GOAL OF THE EXERCISE: Filter the data for lines with the word "title", then copy every line so identified.

Excerpts from an interface dataset:
====================

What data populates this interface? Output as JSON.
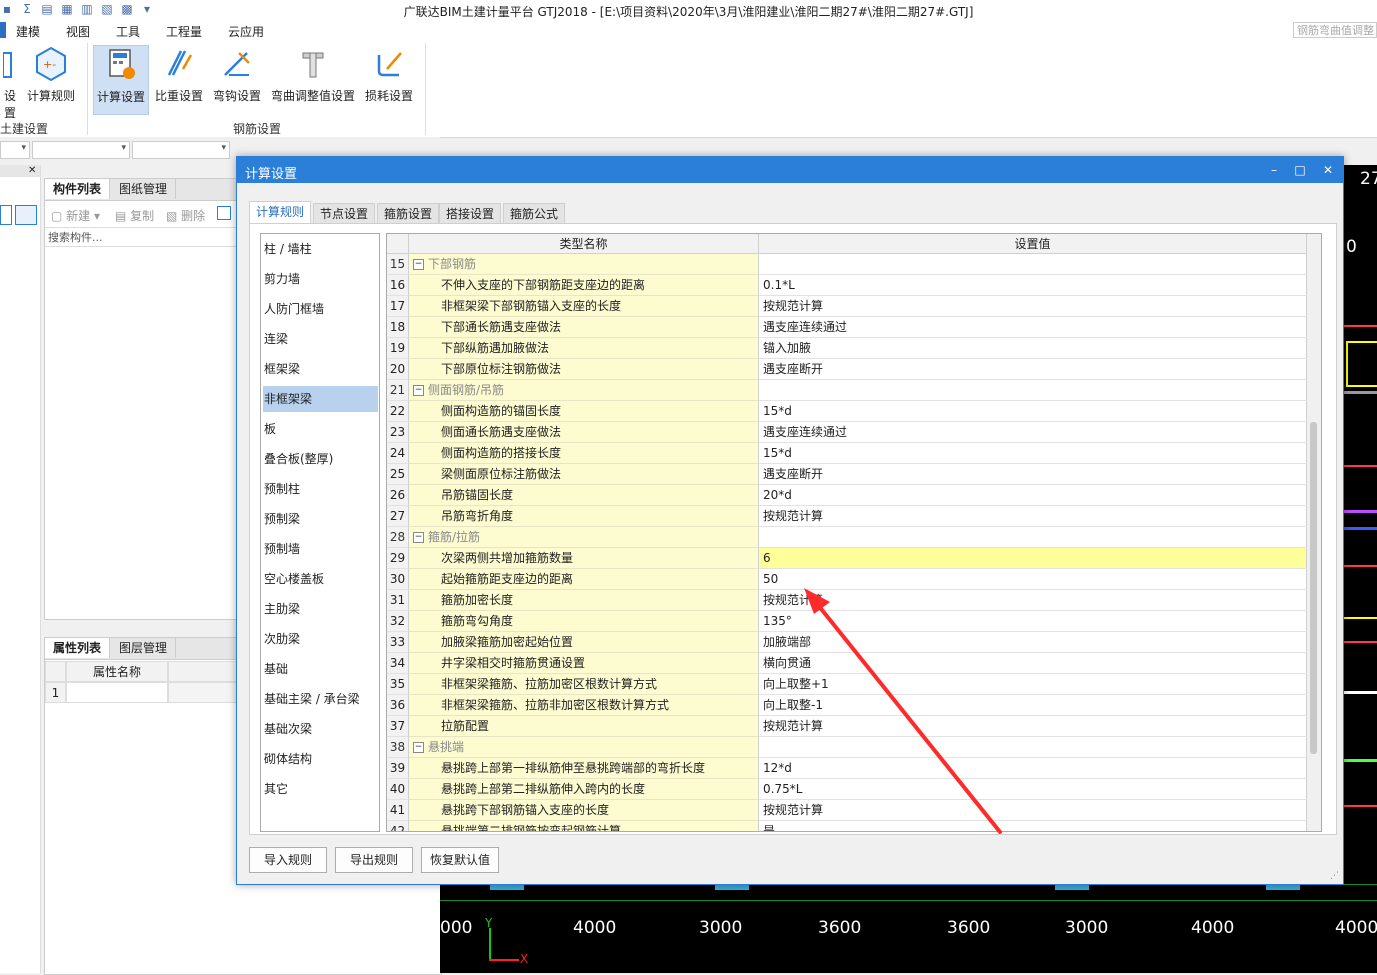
{
  "window": {
    "title": "广联达BIM土建计量平台 GTJ2018 - [E:\\项目资料\\2020年\\3月\\淮阳建业\\淮阳二期27#\\淮阳二期27#.GTJ]",
    "search_placeholder": "钢筋弯曲值调整"
  },
  "menu": {
    "items": [
      "建模",
      "视图",
      "工具",
      "工程量",
      "云应用"
    ]
  },
  "ribbon": {
    "buttons": [
      "设置",
      "计算规则",
      "计算设置",
      "比重设置",
      "弯钩设置",
      "弯曲调整值设置",
      "损耗设置"
    ],
    "groups": [
      "土建设置",
      "钢筋设置"
    ]
  },
  "component_panel": {
    "tabs": [
      "构件列表",
      "图纸管理"
    ],
    "toolbar": [
      "新建",
      "复制",
      "删除"
    ],
    "search_placeholder": "搜索构件..."
  },
  "property_panel": {
    "tabs": [
      "属性列表",
      "图层管理"
    ],
    "column": "属性名称",
    "row_number": "1"
  },
  "cad": {
    "dimensions": [
      "000",
      "4000",
      "3000",
      "3600",
      "3600",
      "3000",
      "4000",
      "4000"
    ],
    "right_labels": [
      "27",
      "0"
    ],
    "axis_y": "Y",
    "axis_x": "X"
  },
  "dialog": {
    "title": "计算设置",
    "tabs": [
      "计算规则",
      "节点设置",
      "箍筋设置",
      "搭接设置",
      "箍筋公式"
    ],
    "categories": [
      "柱 / 墙柱",
      "剪力墙",
      "人防门框墙",
      "连梁",
      "框架梁",
      "非框架梁",
      "板",
      "叠合板(整厚)",
      "预制柱",
      "预制梁",
      "预制墙",
      "空心楼盖板",
      "主肋梁",
      "次肋梁",
      "基础",
      "基础主梁 / 承台梁",
      "基础次梁",
      "砌体结构",
      "其它"
    ],
    "columns": [
      "类型名称",
      "设置值"
    ],
    "rows": [
      {
        "n": "15",
        "name": "下部钢筋",
        "value": "",
        "group": true
      },
      {
        "n": "16",
        "name": "不伸入支座的下部钢筋距支座边的距离",
        "value": "0.1*L"
      },
      {
        "n": "17",
        "name": "非框架梁下部钢筋锚入支座的长度",
        "value": "按规范计算"
      },
      {
        "n": "18",
        "name": "下部通长筋遇支座做法",
        "value": "遇支座连续通过"
      },
      {
        "n": "19",
        "name": "下部纵筋遇加腋做法",
        "value": "锚入加腋"
      },
      {
        "n": "20",
        "name": "下部原位标注钢筋做法",
        "value": "遇支座断开"
      },
      {
        "n": "21",
        "name": "侧面钢筋/吊筋",
        "value": "",
        "group": true
      },
      {
        "n": "22",
        "name": "侧面构造筋的锚固长度",
        "value": "15*d"
      },
      {
        "n": "23",
        "name": "侧面通长筋遇支座做法",
        "value": "遇支座连续通过"
      },
      {
        "n": "24",
        "name": "侧面构造筋的搭接长度",
        "value": "15*d"
      },
      {
        "n": "25",
        "name": "梁侧面原位标注筋做法",
        "value": "遇支座断开"
      },
      {
        "n": "26",
        "name": "吊筋锚固长度",
        "value": "20*d"
      },
      {
        "n": "27",
        "name": "吊筋弯折角度",
        "value": "按规范计算"
      },
      {
        "n": "28",
        "name": "箍筋/拉筋",
        "value": "",
        "group": true
      },
      {
        "n": "29",
        "name": "次梁两侧共增加箍筋数量",
        "value": "6",
        "highlight": true
      },
      {
        "n": "30",
        "name": "起始箍筋距支座边的距离",
        "value": "50"
      },
      {
        "n": "31",
        "name": "箍筋加密长度",
        "value": "按规范计算"
      },
      {
        "n": "32",
        "name": "箍筋弯勾角度",
        "value": "135°"
      },
      {
        "n": "33",
        "name": "加腋梁箍筋加密起始位置",
        "value": "加腋端部"
      },
      {
        "n": "34",
        "name": "井字梁相交时箍筋贯通设置",
        "value": "横向贯通"
      },
      {
        "n": "35",
        "name": "非框架梁箍筋、拉筋加密区根数计算方式",
        "value": "向上取整+1"
      },
      {
        "n": "36",
        "name": "非框架梁箍筋、拉筋非加密区根数计算方式",
        "value": "向上取整-1"
      },
      {
        "n": "37",
        "name": "拉筋配置",
        "value": "按规范计算"
      },
      {
        "n": "38",
        "name": "悬挑端",
        "value": "",
        "group": true
      },
      {
        "n": "39",
        "name": "悬挑跨上部第一排纵筋伸至悬挑跨端部的弯折长度",
        "value": "12*d"
      },
      {
        "n": "40",
        "name": "悬挑跨上部第二排纵筋伸入跨内的长度",
        "value": "0.75*L"
      },
      {
        "n": "41",
        "name": "悬挑跨下部钢筋锚入支座的长度",
        "value": "按规范计算"
      },
      {
        "n": "42",
        "name": "悬挑端第二排钢筋按弯起钢筋计算",
        "value": "是"
      }
    ],
    "buttons": [
      "导入规则",
      "导出规则",
      "恢复默认值"
    ]
  }
}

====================

SOLUTION TO THIS TASK:
    "title": "广联达BIM土建计量平台 GTJ2018 - [E:\\项目资料\\2020年\\3月\\淮阳建业\\淮阳二期27#\\淮阳二期27#.GTJ]",
    "title": "计算设置",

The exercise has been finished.